**WORK TO COMPLETE**
Here is a block of records. Copy every line in it that includes "Saisie".

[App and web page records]
:::::

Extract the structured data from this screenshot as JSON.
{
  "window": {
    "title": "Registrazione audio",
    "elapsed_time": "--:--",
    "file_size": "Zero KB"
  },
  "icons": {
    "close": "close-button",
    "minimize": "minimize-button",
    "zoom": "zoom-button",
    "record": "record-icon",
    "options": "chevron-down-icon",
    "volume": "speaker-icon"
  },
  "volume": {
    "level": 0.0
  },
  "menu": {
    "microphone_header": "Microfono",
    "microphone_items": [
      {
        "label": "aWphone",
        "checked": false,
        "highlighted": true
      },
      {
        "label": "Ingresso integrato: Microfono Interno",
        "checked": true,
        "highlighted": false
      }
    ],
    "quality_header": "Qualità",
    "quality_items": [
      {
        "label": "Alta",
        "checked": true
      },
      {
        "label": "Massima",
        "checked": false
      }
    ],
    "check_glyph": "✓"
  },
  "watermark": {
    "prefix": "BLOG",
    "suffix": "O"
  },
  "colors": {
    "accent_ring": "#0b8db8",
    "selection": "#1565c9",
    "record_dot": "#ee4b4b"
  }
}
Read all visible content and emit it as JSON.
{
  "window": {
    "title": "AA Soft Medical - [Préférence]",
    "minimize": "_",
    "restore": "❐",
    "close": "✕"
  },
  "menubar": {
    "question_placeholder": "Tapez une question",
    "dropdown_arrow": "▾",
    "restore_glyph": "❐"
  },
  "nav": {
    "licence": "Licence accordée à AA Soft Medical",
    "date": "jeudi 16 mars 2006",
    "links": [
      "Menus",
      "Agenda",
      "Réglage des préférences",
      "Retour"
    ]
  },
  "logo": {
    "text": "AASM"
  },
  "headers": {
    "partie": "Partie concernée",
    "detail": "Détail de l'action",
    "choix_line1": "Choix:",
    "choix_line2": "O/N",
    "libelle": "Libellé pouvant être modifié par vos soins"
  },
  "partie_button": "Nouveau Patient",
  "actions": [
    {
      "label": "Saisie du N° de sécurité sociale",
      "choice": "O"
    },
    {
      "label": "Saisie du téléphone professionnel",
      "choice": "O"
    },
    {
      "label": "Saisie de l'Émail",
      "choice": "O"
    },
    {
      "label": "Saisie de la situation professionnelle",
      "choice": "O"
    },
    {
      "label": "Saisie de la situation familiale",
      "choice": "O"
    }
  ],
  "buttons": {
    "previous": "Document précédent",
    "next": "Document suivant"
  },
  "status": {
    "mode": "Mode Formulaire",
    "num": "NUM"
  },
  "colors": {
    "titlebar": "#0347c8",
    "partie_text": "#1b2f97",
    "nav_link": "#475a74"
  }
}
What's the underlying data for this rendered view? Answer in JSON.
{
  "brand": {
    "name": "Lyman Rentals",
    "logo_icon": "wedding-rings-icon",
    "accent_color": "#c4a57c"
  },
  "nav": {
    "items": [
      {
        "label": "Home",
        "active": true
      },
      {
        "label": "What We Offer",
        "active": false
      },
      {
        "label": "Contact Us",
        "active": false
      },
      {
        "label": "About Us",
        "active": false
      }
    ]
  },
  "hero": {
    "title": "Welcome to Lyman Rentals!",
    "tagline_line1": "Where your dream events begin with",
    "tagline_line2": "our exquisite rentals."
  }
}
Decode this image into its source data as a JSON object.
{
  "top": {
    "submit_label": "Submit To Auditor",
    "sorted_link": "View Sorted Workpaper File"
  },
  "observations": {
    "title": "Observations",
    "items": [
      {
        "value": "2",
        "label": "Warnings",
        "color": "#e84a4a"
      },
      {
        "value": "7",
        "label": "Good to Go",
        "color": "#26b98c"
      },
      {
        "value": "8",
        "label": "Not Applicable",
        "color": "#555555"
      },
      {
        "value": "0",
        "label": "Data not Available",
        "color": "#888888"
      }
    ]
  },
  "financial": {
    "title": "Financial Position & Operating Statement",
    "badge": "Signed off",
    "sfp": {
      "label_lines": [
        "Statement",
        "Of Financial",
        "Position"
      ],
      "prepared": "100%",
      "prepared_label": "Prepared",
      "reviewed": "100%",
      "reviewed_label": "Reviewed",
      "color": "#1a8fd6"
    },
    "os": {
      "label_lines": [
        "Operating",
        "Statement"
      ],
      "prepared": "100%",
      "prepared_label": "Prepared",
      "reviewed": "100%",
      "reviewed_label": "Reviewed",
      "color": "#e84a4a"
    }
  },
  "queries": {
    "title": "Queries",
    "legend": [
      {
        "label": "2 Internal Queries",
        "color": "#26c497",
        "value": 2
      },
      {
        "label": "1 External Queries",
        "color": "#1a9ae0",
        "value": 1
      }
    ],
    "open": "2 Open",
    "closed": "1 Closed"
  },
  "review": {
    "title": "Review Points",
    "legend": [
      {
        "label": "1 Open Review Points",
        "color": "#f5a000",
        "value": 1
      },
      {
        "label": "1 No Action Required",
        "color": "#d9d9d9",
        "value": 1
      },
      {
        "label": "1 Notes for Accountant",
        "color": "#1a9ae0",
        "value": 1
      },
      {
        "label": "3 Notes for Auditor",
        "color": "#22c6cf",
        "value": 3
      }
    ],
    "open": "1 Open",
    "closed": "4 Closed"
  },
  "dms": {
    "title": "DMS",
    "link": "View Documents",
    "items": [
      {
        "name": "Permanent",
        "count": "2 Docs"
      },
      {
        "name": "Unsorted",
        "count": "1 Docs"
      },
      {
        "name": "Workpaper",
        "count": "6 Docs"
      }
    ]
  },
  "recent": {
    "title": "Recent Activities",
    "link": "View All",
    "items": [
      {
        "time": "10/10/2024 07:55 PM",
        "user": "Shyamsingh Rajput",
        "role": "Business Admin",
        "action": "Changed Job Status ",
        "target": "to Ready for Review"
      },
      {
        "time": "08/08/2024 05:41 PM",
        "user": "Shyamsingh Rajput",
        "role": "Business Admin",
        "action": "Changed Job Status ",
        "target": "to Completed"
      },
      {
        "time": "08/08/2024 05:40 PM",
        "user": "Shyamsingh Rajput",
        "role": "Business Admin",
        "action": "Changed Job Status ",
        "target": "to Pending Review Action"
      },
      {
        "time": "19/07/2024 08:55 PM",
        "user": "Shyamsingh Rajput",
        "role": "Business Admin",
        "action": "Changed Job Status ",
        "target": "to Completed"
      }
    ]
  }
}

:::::

**EXERCISE OUTPUT**
      "label": "Saisie du N° de sécurité sociale",
      "label": "Saisie du téléphone professionnel",
      "label": "Saisie de l'Émail",
      "label": "Saisie de la situation professionnelle",
      "label": "Saisie de la situation familiale",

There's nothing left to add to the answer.